The plaintiff, a minor identified as Jane Doe who was living in Southern California, was allegedly given alcohol to drink and filmed exposing her breasts, kissing another female and writhing against a pole while Buckcherry performed a song with an unprintable title.
According to the lawsuit, the music video was posted on the band’s website and distributed widely online, as was a “behind the scenes” program that referred to the girl’s first name, featured more nudity and had band members saying, “It’s like watching seven hours of porn.”
As a result of the video’s airing, the minor suffered severe emotional distress, said Silverstein, who is seeking unspecified damages.

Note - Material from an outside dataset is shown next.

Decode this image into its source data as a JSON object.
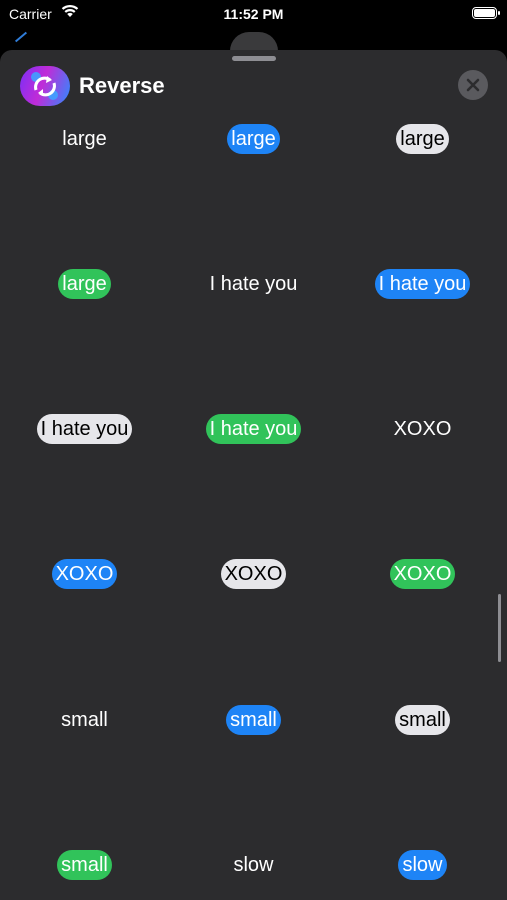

“You can imagine the panic this girl felt when this video started getting aired,” he said. “She’s been called a lesbian at school. She’s had to switch schools because of that video.”
An attorney for Buckcherry said it was possible that an underage girl appeared in the video but precautions were taken to keep minors out.
“We had a guy at the door checking IDs, and to get in, this girl had to show a fake identification showing she was over 18,” said Skip Miller of law firm Miller Barondess. “There were signs telling minors to stay out. This woman filled out a release form with false information. And once it was determined this woman was underage, the video was removed.”
The lawsuit alleges that the minor was not asked for identification.
Representatives of Buckcherry said the girl bears some responsibility.
“There was every opportunity for her not to be in that video,” said Allen Kovac, Buckcherry’s manager.
“For whatever reason, the girl subverted those efforts, and now her mom is trying to blame everyone but her. This woman is now looking at them as a profit opportunity.”
A representative of Warner Music Group said it had no role in the video’s original production. He said Buckcherry was signed by its Atlantic label in May, after the video was produced.
The Warner executive, however, said that when the music company was contacted by the girl’s mother, it immediately re-edited the video to exclude her and removed the original from circulation, hiring an outside group to strip it from websites that had posted it illegally.
But as of Sunday, versions of the video showing the minor were still on the Web.
“There’s no way to completely erase something from the Internet,” said Judi Westberg-Warren, president of the advocacy group Web Wise Kids. “Once it’s out there, you can’t make it disappear. And it’s horrible for kids to know that people all over the world have seen them in compromising, sexual situations.”
The Buckcherry situation is just the latest incident demonstrating how the Internet is erasing lines that once separated the private and the public.
Last month, online giant AOL, a unit of Time Warner Inc., accidentally released detailed records of Internet searches conducted by 657,000 Americans, bringing users’ private interests into view.
Sexual predators -- some posing as famous singers or actors -- have used e-mails and postings to lure children into offline meetings.
Recently, the women’s lacrosse team at Catholic University in Washington drew national attention when someone posted embarrassing photos of the players and a male stripper.
MySpace, in particular, has been targeted by online predators, experts say, because it’s so popular among teens.
Unlike Internet message boards, clips such as the Buckcherry video have wide commercial exposure.
“Mistakes have such long-lasting consequences when they are posted online,” Westberg-Warren said. “Everyone has to become so much more careful now. Companies and children need to realize that things have changed.”